__YOUR TASK__: Copy out all of the data below exactly, so that no word differs from the original.

[Stored data]
= = = =

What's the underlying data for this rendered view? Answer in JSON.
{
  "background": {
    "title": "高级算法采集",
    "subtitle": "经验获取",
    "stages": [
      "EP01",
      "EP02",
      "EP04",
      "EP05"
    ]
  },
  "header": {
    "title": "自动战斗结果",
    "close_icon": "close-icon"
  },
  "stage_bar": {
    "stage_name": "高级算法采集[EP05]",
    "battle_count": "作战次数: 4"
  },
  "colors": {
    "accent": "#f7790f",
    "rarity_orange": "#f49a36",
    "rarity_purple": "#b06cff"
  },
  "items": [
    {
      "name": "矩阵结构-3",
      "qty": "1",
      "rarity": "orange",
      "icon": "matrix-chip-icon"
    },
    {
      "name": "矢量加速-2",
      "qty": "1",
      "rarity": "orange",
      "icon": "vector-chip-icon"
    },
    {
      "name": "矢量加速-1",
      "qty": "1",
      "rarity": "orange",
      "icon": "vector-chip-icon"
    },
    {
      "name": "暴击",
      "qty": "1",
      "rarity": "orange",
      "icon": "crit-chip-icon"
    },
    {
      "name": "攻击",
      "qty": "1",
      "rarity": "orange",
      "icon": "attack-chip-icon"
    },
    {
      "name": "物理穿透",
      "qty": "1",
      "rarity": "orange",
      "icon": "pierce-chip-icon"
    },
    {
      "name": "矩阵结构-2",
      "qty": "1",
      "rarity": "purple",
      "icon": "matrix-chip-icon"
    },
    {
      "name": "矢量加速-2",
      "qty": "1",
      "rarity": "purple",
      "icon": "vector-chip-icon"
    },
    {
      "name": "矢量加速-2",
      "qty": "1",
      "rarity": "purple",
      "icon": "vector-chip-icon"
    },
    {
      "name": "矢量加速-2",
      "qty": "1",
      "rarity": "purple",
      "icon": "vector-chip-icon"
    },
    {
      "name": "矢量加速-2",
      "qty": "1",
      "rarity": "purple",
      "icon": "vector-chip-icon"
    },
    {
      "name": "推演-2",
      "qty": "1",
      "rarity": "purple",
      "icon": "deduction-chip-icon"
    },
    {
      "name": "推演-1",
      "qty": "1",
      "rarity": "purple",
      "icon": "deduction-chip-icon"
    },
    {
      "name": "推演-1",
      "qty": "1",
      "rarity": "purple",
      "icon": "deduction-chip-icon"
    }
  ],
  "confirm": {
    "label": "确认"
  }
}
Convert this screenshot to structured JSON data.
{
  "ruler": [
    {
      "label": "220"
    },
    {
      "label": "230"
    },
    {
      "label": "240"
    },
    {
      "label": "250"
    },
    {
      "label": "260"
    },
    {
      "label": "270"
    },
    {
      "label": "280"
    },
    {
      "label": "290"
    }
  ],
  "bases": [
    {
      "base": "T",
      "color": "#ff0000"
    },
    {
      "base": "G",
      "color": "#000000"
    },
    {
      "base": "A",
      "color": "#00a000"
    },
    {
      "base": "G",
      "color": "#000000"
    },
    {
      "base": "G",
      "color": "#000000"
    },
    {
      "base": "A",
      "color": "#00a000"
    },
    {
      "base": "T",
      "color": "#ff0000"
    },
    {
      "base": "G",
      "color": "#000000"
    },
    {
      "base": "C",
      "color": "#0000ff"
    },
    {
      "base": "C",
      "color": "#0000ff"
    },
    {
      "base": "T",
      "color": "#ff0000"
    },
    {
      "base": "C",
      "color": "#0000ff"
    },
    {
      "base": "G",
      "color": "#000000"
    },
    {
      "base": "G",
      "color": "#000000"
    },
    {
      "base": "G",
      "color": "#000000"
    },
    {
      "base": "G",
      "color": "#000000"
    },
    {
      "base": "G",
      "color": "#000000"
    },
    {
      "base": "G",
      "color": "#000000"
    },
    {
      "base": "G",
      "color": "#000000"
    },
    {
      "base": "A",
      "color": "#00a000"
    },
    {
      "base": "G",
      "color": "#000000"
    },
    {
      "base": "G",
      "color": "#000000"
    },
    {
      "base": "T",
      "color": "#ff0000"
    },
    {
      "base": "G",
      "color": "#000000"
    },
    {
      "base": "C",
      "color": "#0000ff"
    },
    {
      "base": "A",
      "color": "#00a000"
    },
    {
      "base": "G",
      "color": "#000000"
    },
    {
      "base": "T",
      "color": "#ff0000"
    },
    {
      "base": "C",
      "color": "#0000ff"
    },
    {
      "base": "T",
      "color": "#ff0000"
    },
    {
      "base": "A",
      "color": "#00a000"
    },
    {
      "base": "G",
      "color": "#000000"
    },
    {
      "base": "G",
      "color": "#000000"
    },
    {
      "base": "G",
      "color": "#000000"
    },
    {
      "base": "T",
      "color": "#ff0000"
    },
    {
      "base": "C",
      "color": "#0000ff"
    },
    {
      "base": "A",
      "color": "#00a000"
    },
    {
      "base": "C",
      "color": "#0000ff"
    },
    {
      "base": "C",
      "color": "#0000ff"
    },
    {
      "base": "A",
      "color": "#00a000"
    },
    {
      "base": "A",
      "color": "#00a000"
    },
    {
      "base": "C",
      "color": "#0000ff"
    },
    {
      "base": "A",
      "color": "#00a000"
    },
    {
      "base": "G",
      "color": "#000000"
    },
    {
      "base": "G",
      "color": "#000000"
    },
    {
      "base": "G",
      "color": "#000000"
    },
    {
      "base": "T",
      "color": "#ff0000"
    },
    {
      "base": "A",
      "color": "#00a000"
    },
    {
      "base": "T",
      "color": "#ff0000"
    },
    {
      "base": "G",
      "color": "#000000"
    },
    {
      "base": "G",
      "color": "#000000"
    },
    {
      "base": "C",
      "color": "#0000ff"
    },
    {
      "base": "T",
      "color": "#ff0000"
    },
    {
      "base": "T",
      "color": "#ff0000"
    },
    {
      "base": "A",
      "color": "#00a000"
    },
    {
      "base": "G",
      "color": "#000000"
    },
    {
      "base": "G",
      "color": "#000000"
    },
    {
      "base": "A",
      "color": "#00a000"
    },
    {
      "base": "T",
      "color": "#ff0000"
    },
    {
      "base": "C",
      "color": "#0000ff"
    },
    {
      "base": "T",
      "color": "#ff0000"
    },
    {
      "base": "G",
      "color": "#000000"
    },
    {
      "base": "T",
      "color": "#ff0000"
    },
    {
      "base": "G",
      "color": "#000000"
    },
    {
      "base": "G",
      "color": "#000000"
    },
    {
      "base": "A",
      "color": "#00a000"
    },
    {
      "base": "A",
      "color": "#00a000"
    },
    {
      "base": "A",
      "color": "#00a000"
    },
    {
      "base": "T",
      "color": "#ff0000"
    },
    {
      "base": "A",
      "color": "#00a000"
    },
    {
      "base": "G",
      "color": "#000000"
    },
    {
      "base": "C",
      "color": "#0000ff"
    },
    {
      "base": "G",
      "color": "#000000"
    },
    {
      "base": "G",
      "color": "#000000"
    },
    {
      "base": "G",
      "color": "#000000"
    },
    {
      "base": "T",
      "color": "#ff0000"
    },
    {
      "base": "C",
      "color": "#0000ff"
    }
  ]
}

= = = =

__OUTPUT OF THE EXERCISE__:
What's the underlying data for this rendered view? Answer in JSON.
{
  "background": {
    "title": "高级算法采集",
    "subtitle": "经验获取",
    "stages": [
      "EP01",
      "EP02",
      "EP04",
      "EP05"
    ]
  },
  "header": {
    "title": "自动战斗结果",
    "close_icon": "close-icon"
  },
  "stage_bar": {
    "stage_name": "高级算法采集[EP05]",
    "battle_count": "作战次数: 4"
  },
  "colors": {
    "accent": "#f7790f",
    "rarity_orange": "#f49a36",
    "rarity_purple": "#b06cff"
  },
  "items": [
    {
      "name": "矩阵结构-3",
      "qty": "1",
      "rarity": "orange",
      "icon": "matrix-chip-icon"
    },
    {
      "name": "矢量加速-2",
      "qty": "1",
      "rarity": "orange",
      "icon": "vector-chip-icon"
    },
    {
      "name": "矢量加速-1",
      "qty": "1",
      "rarity": "orange",
      "icon": "vector-chip-icon"
    },
    {
      "name": "暴击",
      "qty": "1",
      "rarity": "orange",
      "icon": "crit-chip-icon"
    },
    {
      "name": "攻击",
      "qty": "1",
      "rarity": "orange",
      "icon": "attack-chip-icon"
    },
    {
      "name": "物理穿透",
      "qty": "1",
      "rarity": "orange",
      "icon": "pierce-chip-icon"
    },
    {
      "name": "矩阵结构-2",
      "qty": "1",
      "rarity": "purple",
      "icon": "matrix-chip-icon"
    },
    {
      "name": "矢量加速-2",
      "qty": "1",
      "rarity": "purple",
      "icon": "vector-chip-icon"
    },
    {
      "name": "矢量加速-2",
      "qty": "1",
      "rarity": "purple",
      "icon": "vector-chip-icon"
    },
    {
      "name": "矢量加速-2",
      "qty": "1",
      "rarity": "purple",
      "icon": "vector-chip-icon"
    },
    {
      "name": "矢量加速-2",
      "qty": "1",
      "rarity": "purple",
      "icon": "vector-chip-icon"
    },
    {
      "name": "推演-2",
      "qty": "1",
      "rarity": "purple",
      "icon": "deduction-chip-icon"
    },
    {
      "name": "推演-1",
      "qty": "1",
      "rarity": "purple",
      "icon": "deduction-chip-icon"
    },
    {
      "name": "推演-1",
      "qty": "1",
      "rarity": "purple",
      "icon": "deduction-chip-icon"
    }
  ],
  "confirm": {
    "label": "确认"
  }
}
Convert this screenshot to structured JSON data.
{
  "ruler": [
    {
      "label": "220"
    },
    {
      "label": "230"
    },
    {
      "label": "240"
    },
    {
      "label": "250"
    },
    {
      "label": "260"
    },
    {
      "label": "270"
    },
    {
      "label": "280"
    },
    {
      "label": "290"
    }
  ],
  "bases": [
    {
      "base": "T",
      "color": "#ff0000"
    },
    {
      "base": "G",
      "color": "#000000"
    },
    {
      "base": "A",
      "color": "#00a000"
    },
    {
      "base": "G",
      "color": "#000000"
    },
    {
      "base": "G",
      "color": "#000000"
    },
    {
      "base": "A",
      "color": "#00a000"
    },
    {
      "base": "T",
      "color": "#ff0000"
    },
    {
      "base": "G",
      "color": "#000000"
    },
    {
      "base": "C",
      "color": "#0000ff"
    },
    {
      "base": "C",
      "color": "#0000ff"
    },
    {
      "base": "T",
      "color": "#ff0000"
    },
    {
      "base": "C",
      "color": "#0000ff"
    },
    {
      "base": "G",
      "color": "#000000"
    },
    {
      "base": "G",
      "color": "#000000"
    },
    {
      "base": "G",
      "color": "#000000"
    },
    {
      "base": "G",
      "color": "#000000"
    },
    {
      "base": "G",
      "color": "#000000"
    },
    {
      "base": "G",
      "color": "#000000"
    },
    {
      "base": "G",
      "color": "#000000"
    },
    {
      "base": "A",
      "color": "#00a000"
    },
    {
      "base": "G",
      "color": "#000000"
    },
    {
      "base": "G",
      "color": "#000000"
    },
    {
      "base": "T",
      "color": "#ff0000"
    },
    {
      "base": "G",
      "color": "#000000"
    },
    {
      "base": "C",
      "color": "#0000ff"
    },
    {
      "base": "A",
      "color": "#00a000"
    },
    {
      "base": "G",
      "color": "#000000"
    },
    {
      "base": "T",
      "color": "#ff0000"
    },
    {
      "base": "C",
      "color": "#0000ff"
    },
    {
      "base": "T",
      "color": "#ff0000"
    },
    {
      "base": "A",
      "color": "#00a000"
    },
    {
      "base": "G",
      "color": "#000000"
    },
    {
      "base": "G",
      "color": "#000000"
    },
    {
      "base": "G",
      "color": "#000000"
    },
    {
      "base": "T",
      "color": "#ff0000"
    },
    {
      "base": "C",
      "color": "#0000ff"
    },
    {
      "base": "A",
      "color": "#00a000"
    },
    {
      "base": "C",
      "color": "#0000ff"
    },
    {
      "base": "C",
      "color": "#0000ff"
    },
    {
      "base": "A",
      "color": "#00a000"
    },
    {
      "base": "A",
      "color": "#00a000"
    },
    {
      "base": "C",
      "color": "#0000ff"
    },
    {
      "base": "A",
      "color": "#00a000"
    },
    {
      "base": "G",
      "color": "#000000"
    },
    {
      "base": "G",
      "color": "#000000"
    },
    {
      "base": "G",
      "color": "#000000"
    },
    {
      "base": "T",
      "color": "#ff0000"
    },
    {
      "base": "A",
      "color": "#00a000"
    },
    {
      "base": "T",
      "color": "#ff0000"
    },
    {
      "base": "G",
      "color": "#000000"
    },
    {
      "base": "G",
      "color": "#000000"
    },
    {
      "base": "C",
      "color": "#0000ff"
    },
    {
      "base": "T",
      "color": "#ff0000"
    },
    {
      "base": "T",
      "color": "#ff0000"
    },
    {
      "base": "A",
      "color": "#00a000"
    },
    {
      "base": "G",
      "color": "#000000"
    },
    {
      "base": "G",
      "color": "#000000"
    },
    {
      "base": "A",
      "color": "#00a000"
    },
    {
      "base": "T",
      "color": "#ff0000"
    },
    {
      "base": "C",
      "color": "#0000ff"
    },
    {
      "base": "T",
      "color": "#ff0000"
    },
    {
      "base": "G",
      "color": "#000000"
    },
    {
      "base": "T",
      "color": "#ff0000"
    },
    {
      "base": "G",
      "color": "#000000"
    },
    {
      "base": "G",
      "color": "#000000"
    },
    {
      "base": "A",
      "color": "#00a000"
    },
    {
      "base": "A",
      "color": "#00a000"
    },
    {
      "base": "A",
      "color": "#00a000"
    },
    {
      "base": "T",
      "color": "#ff0000"
    },
    {
      "base": "A",
      "color": "#00a000"
    },
    {
      "base": "G",
      "color": "#000000"
    },
    {
      "base": "C",
      "color": "#0000ff"
    },
    {
      "base": "G",
      "color": "#000000"
    },
    {
      "base": "G",
      "color": "#000000"
    },
    {
      "base": "G",
      "color": "#000000"
    },
    {
      "base": "T",
      "color": "#ff0000"
    },
    {
      "base": "C",
      "color": "#0000ff"
    }
  ]
}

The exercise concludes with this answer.